My question is this: what if the effects of the internet are farther-reaching than just memory? What if it’s affecting our ability to be creative?
Bear with me here, folks, because I’m about to get a little bit tinfoil-hat.
I’m a writer by trade: the Fixer employs me to write this blog to keep the masses entertained. But if you’re a long-time reader, you’ll notice that all my writing is reactionary: I’m not technically creating anything here; I’m just voicing my opinion on this or that subject through my admittedly magnificent prose. But if the internet didn’t exist…lord, I don’t like to think about how difficult my job would become if I didn’t have the ability to open up my computer and have the world at my fingertips. I’d be reduced to the level of journalistic hacks from yesteryear – jetting all over the world chasing “leads” and “tips” and whatnot, writing my notes in shorthand – by hand – and sending them via fax machine back to my editor at the home office. At that rate I’d be lucky to pump out one article a month let alone per day.
The reality is the internet has changed the world. In some respects, it’s done so for the better – I can report and comment on issues that, geographically, are nowhere near me as a result of the Associated Press or whoever going cyber. However, I also find myself in something of a holding pattern as a result – I don’t really write an awful lot of “creative” material because there’s so much fodder for reactionary work. Even when I go home at night, I’m more inclined to dick around reading articles on Cracked or work by my favourite bloggers than I am to sit down and write a song or a story. It’s just too easy to poke fun at Kirk Cameron or Billy Corgan – why would I tax my brain trying to come up with something original?

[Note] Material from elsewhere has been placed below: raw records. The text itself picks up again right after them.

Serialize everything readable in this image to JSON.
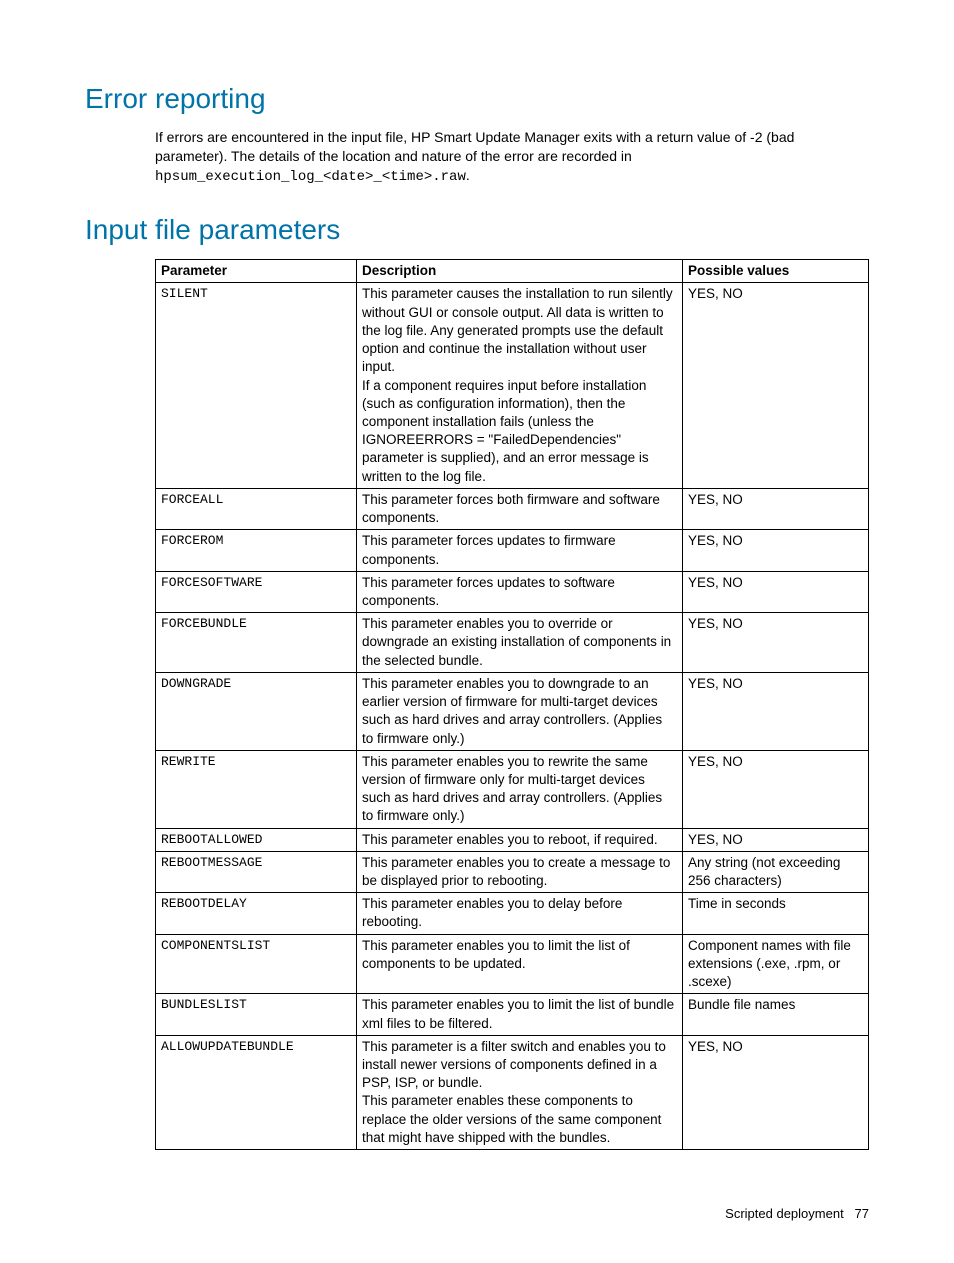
{
  "section1": {
    "title": "Error reporting",
    "para_pre": "If errors are encountered in the input file, HP Smart Update Manager exits with a return value of -2 (bad parameter). The details of the location and nature of the error are recorded in ",
    "code": "hpsum_execution_log_<date>_<time>.raw",
    "para_post": "."
  },
  "section2": {
    "title": "Input file parameters",
    "headers": {
      "param": "Parameter",
      "desc": "Description",
      "vals": "Possible values"
    },
    "rows": [
      {
        "param": "SILENT",
        "desc": [
          "This parameter causes the installation to run silently without GUI or console output. All data is written to the log file. Any generated prompts use the default option and continue the installation without user input.",
          "If a component requires input before installation (such as configuration information), then the component installation fails (unless the IGNOREERRORS = \"FailedDependencies\" parameter is supplied), and an error message is written to the log file."
        ],
        "vals": "YES, NO"
      },
      {
        "param": "FORCEALL",
        "desc": [
          "This parameter forces both firmware and software components."
        ],
        "vals": "YES, NO"
      },
      {
        "param": "FORCEROM",
        "desc": [
          "This parameter forces updates to firmware components."
        ],
        "vals": "YES, NO"
      },
      {
        "param": "FORCESOFTWARE",
        "desc": [
          "This parameter forces updates to software components."
        ],
        "vals": "YES, NO"
      },
      {
        "param": "FORCEBUNDLE",
        "desc": [
          "This parameter enables you to override or downgrade an existing installation of components in the selected bundle."
        ],
        "vals": "YES, NO"
      },
      {
        "param": "DOWNGRADE",
        "desc": [
          "This parameter enables you to downgrade to an earlier version of firmware for multi-target devices such as hard drives and array controllers. (Applies to firmware only.)"
        ],
        "vals": "YES, NO"
      },
      {
        "param": "REWRITE",
        "desc": [
          "This parameter enables you to rewrite the same version of firmware only for multi-target devices such as hard drives and array controllers. (Applies to firmware only.)"
        ],
        "vals": "YES, NO"
      },
      {
        "param": "REBOOTALLOWED",
        "desc": [
          "This parameter enables you to reboot, if required."
        ],
        "vals": "YES, NO"
      },
      {
        "param": "REBOOTMESSAGE",
        "desc": [
          "This parameter enables you to create a message to be displayed prior to rebooting."
        ],
        "vals": "Any string (not exceeding 256 characters)"
      },
      {
        "param": "REBOOTDELAY",
        "desc": [
          "This parameter enables you to delay before rebooting."
        ],
        "vals": "Time in seconds"
      },
      {
        "param": "COMPONENTSLIST",
        "desc": [
          "This parameter enables you to limit the list of components to be updated."
        ],
        "vals": "Component names with file extensions (.exe, .rpm, or .scexe)"
      },
      {
        "param": "BUNDLESLIST",
        "desc": [
          "This parameter enables you to limit the list of bundle xml files to be filtered."
        ],
        "vals": "Bundle file names"
      },
      {
        "param": "ALLOWUPDATEBUNDLE",
        "desc": [
          "This parameter is a filter switch and enables you to install newer versions of components defined in a PSP, ISP, or bundle.",
          "This parameter enables these components to replace the older versions of the same component that might have shipped with the bundles."
        ],
        "vals": "YES, NO"
      }
    ]
  },
  "footer": {
    "text": "Scripted deployment",
    "page": "77"
  }
}
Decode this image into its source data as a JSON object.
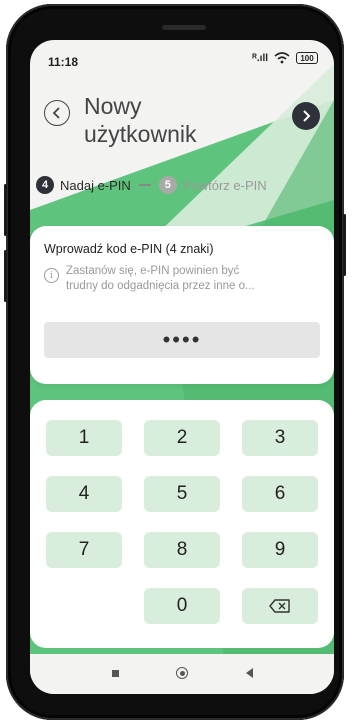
{
  "status_bar": {
    "time": "11:18",
    "signal_label": "ᴿ.ıll",
    "battery_level": "100"
  },
  "header": {
    "title_line1": "Nowy",
    "title_line2": "użytkownik"
  },
  "steps": [
    {
      "number": "4",
      "label": "Nadaj e-PIN",
      "state": "active"
    },
    {
      "number": "5",
      "label": "Powtórz e-PIN",
      "state": "inactive"
    }
  ],
  "pin_card": {
    "title": "Wprowadź kod e-PIN (4 znaki)",
    "info_line1": "Zastanów się, e-PIN powinien być",
    "info_line2": "trudny do odgadnięcia przez inne o...",
    "masked_value": "••••"
  },
  "keypad": {
    "keys": [
      "1",
      "2",
      "3",
      "4",
      "5",
      "6",
      "7",
      "8",
      "9",
      "0"
    ]
  },
  "colors": {
    "brand_green": "#5ec37c",
    "key_bg": "#d8eddb",
    "dark": "#2d3037"
  }
}
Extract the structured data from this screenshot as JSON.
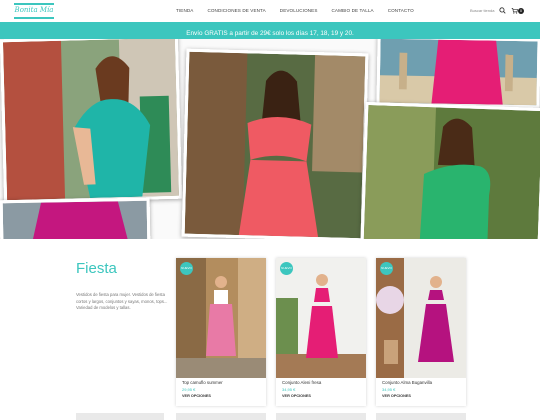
{
  "header": {
    "logo_text": "Bonita Mía",
    "nav": [
      "TIENDA",
      "CONDICIONES DE VENTA",
      "DEVOLUCIONES",
      "CAMBIO DE TALLA",
      "CONTACTO"
    ],
    "search_label": "Buscar tienda",
    "cart_count": "0"
  },
  "announcement": "Envío GRATIS a partir de 29€ solo los días 17, 18, 19 y 20.",
  "collection": {
    "title": "Fiesta",
    "description": "Vestidos de fiesta para mujer. Vestidos de fiesta cortos y largos, conjuntos y sayas, monos, tops... Variedad de modelos y tallas."
  },
  "products": [
    {
      "badge": "NUEVO",
      "name": "Top camuflo summer",
      "price": "29,95 €",
      "button": "VER OPCIONES"
    },
    {
      "badge": "NUEVO",
      "name": "Conjunto Aleni fresa",
      "price": "34,95 €",
      "button": "VER OPCIONES"
    },
    {
      "badge": "NUEVO",
      "name": "Conjunto Alma Buganvilla",
      "price": "34,95 €",
      "button": "VER OPCIONES"
    }
  ],
  "colors": {
    "accent": "#3cc6be",
    "turquoise_dress": "#1fb5a8",
    "coral_dress": "#ef5a63",
    "green_dress": "#29b46e",
    "magenta": "#c4177f",
    "fuchsia": "#e51e75"
  },
  "icons": [
    "search-icon",
    "cart-icon"
  ]
}
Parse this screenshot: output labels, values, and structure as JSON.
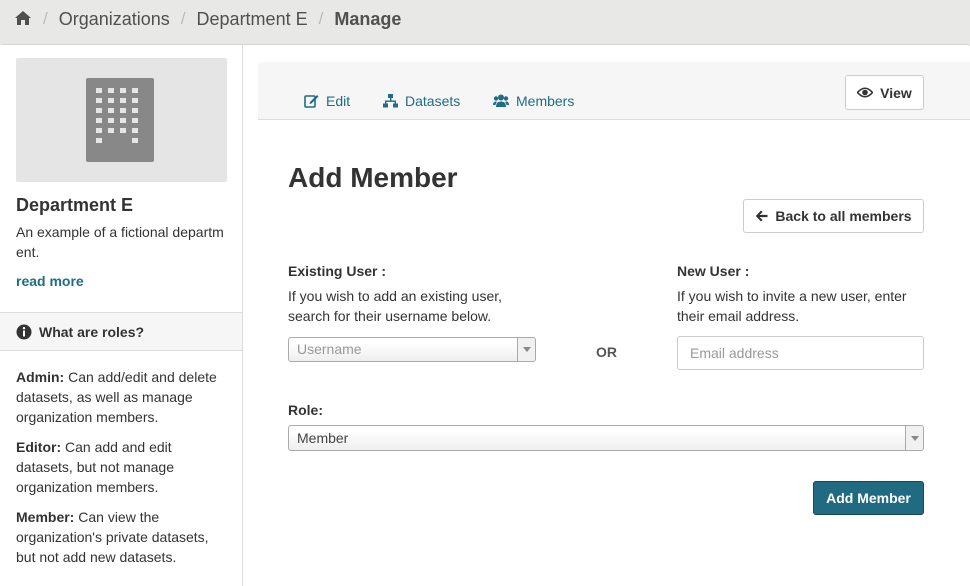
{
  "breadcrumb": {
    "items": [
      "Organizations",
      "Department E"
    ],
    "current": "Manage"
  },
  "sidebar": {
    "org_name": "Department E",
    "org_description": "An example of a fictional department.",
    "read_more": "read more",
    "roles_header": "What are roles?",
    "roles": [
      {
        "name": "Admin:",
        "description": "Can add/edit and delete datasets, as well as manage organization members."
      },
      {
        "name": "Editor:",
        "description": "Can add and edit datasets, but not manage organization members."
      },
      {
        "name": "Member:",
        "description": "Can view the organization's private datasets, but not add new datasets."
      }
    ]
  },
  "tabs": {
    "edit": "Edit",
    "datasets": "Datasets",
    "members": "Members",
    "view": "View"
  },
  "form": {
    "title": "Add Member",
    "back_button": "Back to all members",
    "existing_user_label": "Existing User :",
    "existing_user_help_1": "If you wish to add an existing user,",
    "existing_user_help_2": "search for their username below.",
    "username_placeholder": "Username",
    "or_label": "OR",
    "new_user_label": "New User :",
    "new_user_help_1": "If you wish to invite a new user, enter",
    "new_user_help_2": "their email address.",
    "email_placeholder": "Email address",
    "role_label": "Role:",
    "role_value": "Member",
    "submit_button": "Add Member"
  },
  "colors": {
    "link": "#1f6d83",
    "primary_button": "#206b82"
  }
}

I feel like Hollywood is in the same holding pattern. Why come up with an exciting, challenging new spin on a story when you can just rehash the same tired old cliches over and over again? It’s not just remakes – witness the success of the “Movie” franchise (“Scary Movie”, “Epic Movie”, “Date Movie”, et cetera, ad nauseum) that’s basically just taking existing films and parodying them (badly).
The point is, certain franchises deserve a reboot. “Star Trek” was one of the best of these I’ve seen recently; same thing with Chris Nolan’s “Batman” revisitation. But nobody’s asking for “Get Smart 2” or another poorly-done remake of a horror classic like Rob Zombie’s terrible “Halloween” series. And yet that’s all we seem to see. And frankly, I’m tired of it. It’s bad enough I have to pay through the nose to go see a film in a crowded theater full of screaming children, faux-ghetto douchebag teens and mouth-breathing adults. Now I’m going to pay that kind of money and put up with that kind of shit to see a movie I’ve already seen that was typically better the first time around? I don’t fucking think so.

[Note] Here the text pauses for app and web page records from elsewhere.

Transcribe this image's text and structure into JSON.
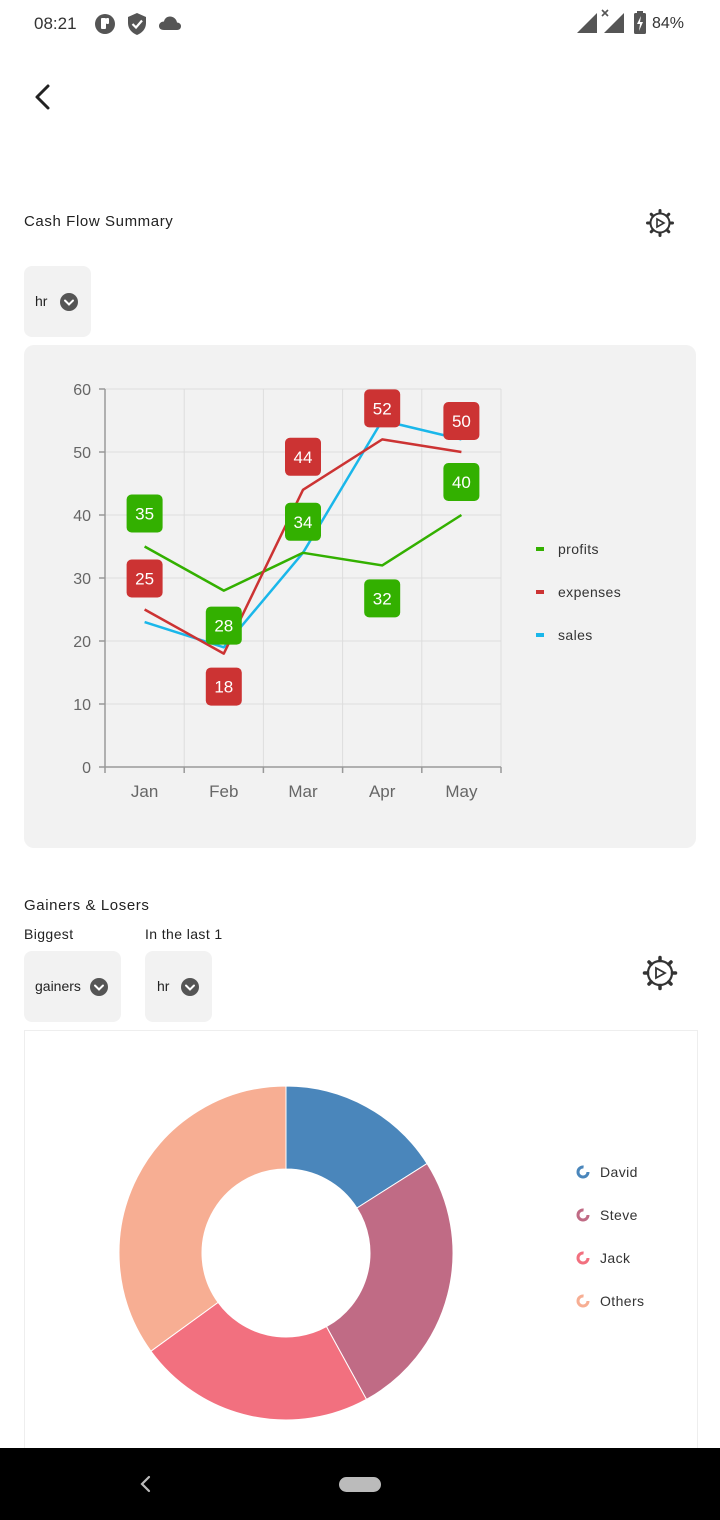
{
  "status": {
    "time": "08:21",
    "battery": "84%",
    "icons": [
      "app-notification-icon",
      "shield-icon",
      "cloud-icon",
      "signal-icon",
      "signal-no-data-icon",
      "battery-charging-icon"
    ]
  },
  "cashflow": {
    "title": "Cash Flow Summary",
    "dropdown_value": "hr"
  },
  "chart_data": [
    {
      "type": "line",
      "categories": [
        "Jan",
        "Feb",
        "Mar",
        "Apr",
        "May"
      ],
      "ylim": [
        0,
        60
      ],
      "yticks": [
        "0",
        "10",
        "20",
        "30",
        "40",
        "50",
        "60"
      ],
      "grid": true,
      "legend_position": "right",
      "series": [
        {
          "name": "profits",
          "color": "#33b000",
          "values": [
            35,
            28,
            34,
            32,
            40
          ],
          "labels": [
            "35",
            "28",
            "34",
            "32",
            "40"
          ]
        },
        {
          "name": "expenses",
          "color": "#cc3333",
          "values": [
            25,
            18,
            44,
            52,
            50
          ],
          "labels": [
            "25",
            "18",
            "44",
            "52",
            "50"
          ]
        },
        {
          "name": "sales",
          "color": "#1ab7ea",
          "values": [
            23,
            19,
            34,
            55,
            52
          ],
          "labels": []
        }
      ]
    },
    {
      "type": "pie",
      "donut": true,
      "legend_position": "right",
      "slices": [
        {
          "name": "David",
          "value": 16,
          "color": "#4a86bb"
        },
        {
          "name": "Steve",
          "value": 26,
          "color": "#c06b85"
        },
        {
          "name": "Jack",
          "value": 23,
          "color": "#f2707f"
        },
        {
          "name": "Others",
          "value": 35,
          "color": "#f7ae93"
        }
      ]
    }
  ],
  "gainers": {
    "title": "Gainers & Losers",
    "biggest_label": "Biggest",
    "last_label": "In the last 1",
    "type_value": "gainers",
    "period_value": "hr"
  }
}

Let’s boycott this shit until Hollywood murders all the Michael Bays on their payroll and starts producing films people want to see again. And, for any Hollywoodites reading this blog, before you start up with the lame retorts of “I’d like to see you write a better screenplay” I have two words for you.